The Ph.D. Bioresource Engineering: Environment – MSE Option is coordinated through the McGill School of Environment (MSE). This option is intended for students who want to take an interdisciplinary approach in their graduate research on environmental issues. Students will learn how to transfer knowledge into action and develop an appreciation for the roles of science, politics, economics, and ethics with regard to the environment.
Bioresource Engineering Admission Requirements and Application Procedures
Candidates for M.Sc. and Ph.D. degrees should indicate in some detail their fields of special interest when applying for admission. An equivalent cumulative grade point average of 3.0/4.0 (second class–upper division) or 3.2/4.0 during the last two years of full-time university study is required at the bachelor's level. High grades are expected in courses considered by the academic unit to be preparatory to the graduate program. Experience after the undergraduate degree is an additional asset.
Some applicants whose academic degrees and standing entitle them to serious consideration for admission to graduate studies, but who are considered inadequately prepared in the subject selected may be admitted to a Qualifying program if they have met the Graduate and Postdoctoral Studies minimum CGPA of 3.0/4.0. The course(s) to be taken in a Qualifying program will be prescribed by the academic unit concerned. Qualifying students are registered in graduate studies, but not as candidates for a degree. Only one Qualifying year is permitted. Successful completion of a Qualifying program does not guarantee admission to a degree program.
Financial aid is very limited and highly competitive. It is suggested that students give serious consideration to their financial planning before submitting an application. Normally, a student will not be accepted unless adequate financial support can be provided by the student and/or the student’s supervisor. Academic units cannot guarantee financial support via teaching assistantships or other funds.
McGill’s online application form for graduate program candidates is available at www.mcgill.ca/gradapplicants/apply.
Application Dates and Deadlines

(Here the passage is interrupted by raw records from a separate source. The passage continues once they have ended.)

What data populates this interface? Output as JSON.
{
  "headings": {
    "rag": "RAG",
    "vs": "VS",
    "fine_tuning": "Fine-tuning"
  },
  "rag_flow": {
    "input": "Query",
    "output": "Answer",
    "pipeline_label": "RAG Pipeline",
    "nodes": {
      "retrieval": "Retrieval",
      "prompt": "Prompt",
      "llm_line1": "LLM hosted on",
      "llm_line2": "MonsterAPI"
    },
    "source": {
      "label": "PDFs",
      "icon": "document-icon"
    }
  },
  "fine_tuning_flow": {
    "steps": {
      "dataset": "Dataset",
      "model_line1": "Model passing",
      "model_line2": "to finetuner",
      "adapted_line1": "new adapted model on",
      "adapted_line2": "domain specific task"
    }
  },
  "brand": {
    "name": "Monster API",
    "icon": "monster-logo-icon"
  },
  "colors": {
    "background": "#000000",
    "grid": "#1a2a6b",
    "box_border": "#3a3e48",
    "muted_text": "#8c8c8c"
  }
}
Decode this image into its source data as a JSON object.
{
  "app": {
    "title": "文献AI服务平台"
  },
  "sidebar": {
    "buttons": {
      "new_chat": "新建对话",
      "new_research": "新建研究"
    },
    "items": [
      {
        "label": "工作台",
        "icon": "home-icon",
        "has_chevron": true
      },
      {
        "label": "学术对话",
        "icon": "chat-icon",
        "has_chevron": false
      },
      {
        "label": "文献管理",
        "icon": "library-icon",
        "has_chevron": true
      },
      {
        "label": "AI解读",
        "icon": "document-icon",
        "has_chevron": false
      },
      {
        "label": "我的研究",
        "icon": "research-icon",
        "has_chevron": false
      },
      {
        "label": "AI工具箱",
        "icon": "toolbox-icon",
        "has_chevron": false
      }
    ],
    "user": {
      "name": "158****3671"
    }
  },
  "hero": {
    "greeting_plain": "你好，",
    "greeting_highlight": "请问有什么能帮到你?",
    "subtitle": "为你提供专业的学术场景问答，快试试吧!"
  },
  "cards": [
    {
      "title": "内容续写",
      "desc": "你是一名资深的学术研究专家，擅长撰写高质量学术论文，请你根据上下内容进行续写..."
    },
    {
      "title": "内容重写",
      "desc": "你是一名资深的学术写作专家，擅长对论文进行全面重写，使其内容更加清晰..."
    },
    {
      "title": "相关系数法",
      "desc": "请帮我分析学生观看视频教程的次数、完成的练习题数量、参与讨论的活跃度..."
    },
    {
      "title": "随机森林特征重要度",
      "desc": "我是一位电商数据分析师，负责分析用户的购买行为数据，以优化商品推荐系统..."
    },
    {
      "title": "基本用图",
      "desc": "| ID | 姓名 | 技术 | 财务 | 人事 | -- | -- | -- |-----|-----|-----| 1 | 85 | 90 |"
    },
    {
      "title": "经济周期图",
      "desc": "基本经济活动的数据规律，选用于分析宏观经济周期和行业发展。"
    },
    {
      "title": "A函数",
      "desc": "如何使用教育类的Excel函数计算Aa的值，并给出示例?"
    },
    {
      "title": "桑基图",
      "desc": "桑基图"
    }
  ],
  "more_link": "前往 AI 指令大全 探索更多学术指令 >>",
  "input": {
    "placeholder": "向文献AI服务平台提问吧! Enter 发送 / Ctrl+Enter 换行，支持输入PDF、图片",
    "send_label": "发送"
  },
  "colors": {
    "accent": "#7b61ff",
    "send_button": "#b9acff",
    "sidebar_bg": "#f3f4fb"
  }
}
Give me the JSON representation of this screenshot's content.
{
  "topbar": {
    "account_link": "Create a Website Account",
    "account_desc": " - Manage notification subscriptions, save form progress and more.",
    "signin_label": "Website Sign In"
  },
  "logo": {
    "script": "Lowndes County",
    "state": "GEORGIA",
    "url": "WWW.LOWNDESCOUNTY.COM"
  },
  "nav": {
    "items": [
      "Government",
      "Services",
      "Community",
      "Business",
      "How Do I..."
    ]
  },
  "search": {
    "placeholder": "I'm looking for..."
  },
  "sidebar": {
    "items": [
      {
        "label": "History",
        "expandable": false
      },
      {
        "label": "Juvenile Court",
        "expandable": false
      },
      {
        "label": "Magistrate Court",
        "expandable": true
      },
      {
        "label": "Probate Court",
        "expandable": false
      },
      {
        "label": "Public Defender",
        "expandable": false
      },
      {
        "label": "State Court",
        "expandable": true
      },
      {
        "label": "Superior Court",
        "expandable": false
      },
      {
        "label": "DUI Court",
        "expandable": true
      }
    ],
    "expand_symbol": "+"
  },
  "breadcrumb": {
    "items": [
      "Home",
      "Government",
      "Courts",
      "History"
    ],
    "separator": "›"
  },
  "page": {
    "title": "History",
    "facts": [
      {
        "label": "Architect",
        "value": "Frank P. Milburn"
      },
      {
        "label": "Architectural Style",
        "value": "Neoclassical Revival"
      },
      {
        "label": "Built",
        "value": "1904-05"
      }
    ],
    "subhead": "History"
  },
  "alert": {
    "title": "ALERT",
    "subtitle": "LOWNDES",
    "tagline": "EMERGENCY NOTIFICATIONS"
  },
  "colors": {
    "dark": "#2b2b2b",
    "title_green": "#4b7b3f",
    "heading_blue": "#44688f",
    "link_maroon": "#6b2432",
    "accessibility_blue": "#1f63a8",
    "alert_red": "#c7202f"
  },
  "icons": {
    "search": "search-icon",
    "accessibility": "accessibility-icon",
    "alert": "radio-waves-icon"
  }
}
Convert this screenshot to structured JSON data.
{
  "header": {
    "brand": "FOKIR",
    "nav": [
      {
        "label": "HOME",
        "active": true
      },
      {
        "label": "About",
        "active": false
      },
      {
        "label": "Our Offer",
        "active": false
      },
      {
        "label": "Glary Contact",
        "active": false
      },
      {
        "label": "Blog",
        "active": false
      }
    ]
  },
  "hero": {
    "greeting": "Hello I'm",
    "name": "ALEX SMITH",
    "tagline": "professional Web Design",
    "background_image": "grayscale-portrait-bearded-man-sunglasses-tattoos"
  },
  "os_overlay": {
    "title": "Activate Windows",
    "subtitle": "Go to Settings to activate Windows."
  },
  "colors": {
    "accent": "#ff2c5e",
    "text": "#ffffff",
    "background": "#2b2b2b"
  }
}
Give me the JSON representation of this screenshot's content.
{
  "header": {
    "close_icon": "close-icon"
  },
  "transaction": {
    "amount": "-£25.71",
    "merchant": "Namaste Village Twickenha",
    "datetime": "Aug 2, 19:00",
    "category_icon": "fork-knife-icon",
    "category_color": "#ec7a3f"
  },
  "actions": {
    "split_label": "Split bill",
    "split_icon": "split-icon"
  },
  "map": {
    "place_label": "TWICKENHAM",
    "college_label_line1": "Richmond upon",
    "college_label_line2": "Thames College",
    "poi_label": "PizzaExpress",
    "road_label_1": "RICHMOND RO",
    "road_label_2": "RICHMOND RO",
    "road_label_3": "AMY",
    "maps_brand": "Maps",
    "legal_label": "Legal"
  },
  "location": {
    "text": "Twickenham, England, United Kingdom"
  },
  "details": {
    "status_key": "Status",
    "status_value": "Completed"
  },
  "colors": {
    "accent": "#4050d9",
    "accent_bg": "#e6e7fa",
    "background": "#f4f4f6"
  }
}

Application opening dates are set by Enrolment Services in consultation with Graduate and Postdoctoral Studies (GPS), while application deadlines are set by the Department of Bioresource Engineering and may be revised at any time. Applicants must verify all deadlines and documentation requirements well in advance on the appropriate McGill departmental website; please consult the list at www.mcgill.ca/gps/contact/graduate-program.
|Application Opening Dates||Application Deadlines|
|All Applicants||Non-Canadian citizens (incl. Special, Visiting & Exchange)||Canadian citizens/Perm. residents of Canada (incl. Special, Visiting & Exchange)||Current McGill Students (any citizenship)|
|Fall Term:||Sept. 15||March 15||March 15||March 15|
|Winter Term*:||Feb. 15*||Aug. 31*||Aug. 31*||Aug. 31*|
* Admission to the Winter term is open for thesis programs only.
Admission to graduate studies is competitive; accordingly, late and/or incomplete applications are considered only as time and space permit.
International applicants are advised to apply well in advance of these dates because immigration procedures may be lengthy.